[Required action] Set down each line of the listing below exactly as it is written.

-=-=-=-=-

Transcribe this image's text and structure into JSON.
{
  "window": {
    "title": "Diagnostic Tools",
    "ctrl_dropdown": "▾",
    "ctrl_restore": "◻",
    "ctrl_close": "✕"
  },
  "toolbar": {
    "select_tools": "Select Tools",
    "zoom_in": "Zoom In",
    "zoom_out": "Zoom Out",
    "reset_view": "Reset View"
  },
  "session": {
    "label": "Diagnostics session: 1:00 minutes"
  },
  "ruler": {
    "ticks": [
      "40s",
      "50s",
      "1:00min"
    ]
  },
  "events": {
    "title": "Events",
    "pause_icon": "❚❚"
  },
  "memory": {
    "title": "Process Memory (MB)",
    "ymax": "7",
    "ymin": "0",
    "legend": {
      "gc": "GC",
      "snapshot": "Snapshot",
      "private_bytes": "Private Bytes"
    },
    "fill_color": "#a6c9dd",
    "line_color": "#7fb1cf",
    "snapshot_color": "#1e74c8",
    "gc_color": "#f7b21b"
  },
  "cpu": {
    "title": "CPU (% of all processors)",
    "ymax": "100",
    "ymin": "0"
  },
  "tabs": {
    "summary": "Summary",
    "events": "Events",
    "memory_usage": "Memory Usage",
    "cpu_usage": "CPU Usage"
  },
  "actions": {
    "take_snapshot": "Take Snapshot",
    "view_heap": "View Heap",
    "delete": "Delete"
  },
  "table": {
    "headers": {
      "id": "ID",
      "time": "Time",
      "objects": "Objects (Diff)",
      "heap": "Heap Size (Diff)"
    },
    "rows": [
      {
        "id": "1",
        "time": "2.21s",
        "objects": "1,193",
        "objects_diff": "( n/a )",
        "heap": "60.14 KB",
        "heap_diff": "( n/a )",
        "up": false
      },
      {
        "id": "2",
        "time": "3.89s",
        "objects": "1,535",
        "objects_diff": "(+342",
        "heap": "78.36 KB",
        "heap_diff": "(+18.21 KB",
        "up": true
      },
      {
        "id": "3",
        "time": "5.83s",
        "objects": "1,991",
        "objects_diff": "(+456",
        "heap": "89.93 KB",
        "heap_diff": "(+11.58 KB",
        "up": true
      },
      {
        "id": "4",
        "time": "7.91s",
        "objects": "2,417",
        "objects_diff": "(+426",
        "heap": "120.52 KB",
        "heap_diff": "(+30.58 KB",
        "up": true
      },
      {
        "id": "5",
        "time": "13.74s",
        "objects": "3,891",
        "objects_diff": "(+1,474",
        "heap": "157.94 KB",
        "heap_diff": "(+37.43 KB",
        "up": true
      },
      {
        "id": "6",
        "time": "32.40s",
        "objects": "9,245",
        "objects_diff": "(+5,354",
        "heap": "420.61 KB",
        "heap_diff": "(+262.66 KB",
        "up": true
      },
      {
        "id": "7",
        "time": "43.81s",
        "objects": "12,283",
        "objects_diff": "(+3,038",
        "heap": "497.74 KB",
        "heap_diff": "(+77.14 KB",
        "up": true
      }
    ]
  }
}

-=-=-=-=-

[Written solution]
Transcribe this image's text and structure into JSON.
{
  "window": {
    "title": "Diagnostic Tools",
    "ctrl_dropdown": "▾",
    "ctrl_restore": "◻",
    "ctrl_close": "✕"
  },
  "toolbar": {
    "select_tools": "Select Tools",
    "zoom_in": "Zoom In",
    "zoom_out": "Zoom Out",
    "reset_view": "Reset View"
  },
  "session": {
    "label": "Diagnostics session: 1:00 minutes"
  },
  "ruler": {
    "ticks": [
      "40s",
      "50s",
      "1:00min"
    ]
  },
  "events": {
    "title": "Events",
    "pause_icon": "❚❚"
  },
  "memory": {
    "title": "Process Memory (MB)",
    "ymax": "7",
    "ymin": "0",
    "legend": {
      "gc": "GC",
      "snapshot": "Snapshot",
      "private_bytes": "Private Bytes"
    },
    "fill_color": "#a6c9dd",
    "line_color": "#7fb1cf",
    "snapshot_color": "#1e74c8",
    "gc_color": "#f7b21b"
  },
  "cpu": {
    "title": "CPU (% of all processors)",
    "ymax": "100",
    "ymin": "0"
  },
  "tabs": {
    "summary": "Summary",
    "events": "Events",
    "memory_usage": "Memory Usage",
    "cpu_usage": "CPU Usage"
  },
  "actions": {
    "take_snapshot": "Take Snapshot",
    "view_heap": "View Heap",
    "delete": "Delete"
  },
  "table": {
    "headers": {
      "id": "ID",
      "time": "Time",
      "objects": "Objects (Diff)",
      "heap": "Heap Size (Diff)"
    },
    "rows": [
      {
        "id": "1",
        "time": "2.21s",
        "objects": "1,193",
        "objects_diff": "( n/a )",
        "heap": "60.14 KB",
        "heap_diff": "( n/a )",
        "up": false
      },
      {
        "id": "2",
        "time": "3.89s",
        "objects": "1,535",
        "objects_diff": "(+342",
        "heap": "78.36 KB",
        "heap_diff": "(+18.21 KB",
        "up": true
      },
      {
        "id": "3",
        "time": "5.83s",
        "objects": "1,991",
        "objects_diff": "(+456",
        "heap": "89.93 KB",
        "heap_diff": "(+11.58 KB",
        "up": true
      },
      {
        "id": "4",
        "time": "7.91s",
        "objects": "2,417",
        "objects_diff": "(+426",
        "heap": "120.52 KB",
        "heap_diff": "(+30.58 KB",
        "up": true
      },
      {
        "id": "5",
        "time": "13.74s",
        "objects": "3,891",
        "objects_diff": "(+1,474",
        "heap": "157.94 KB",
        "heap_diff": "(+37.43 KB",
        "up": true
      },
      {
        "id": "6",
        "time": "32.40s",
        "objects": "9,245",
        "objects_diff": "(+5,354",
        "heap": "420.61 KB",
        "heap_diff": "(+262.66 KB",
        "up": true
      },
      {
        "id": "7",
        "time": "43.81s",
        "objects": "12,283",
        "objects_diff": "(+3,038",
        "heap": "497.74 KB",
        "heap_diff": "(+77.14 KB",
        "up": true
      }
    ]
  }
}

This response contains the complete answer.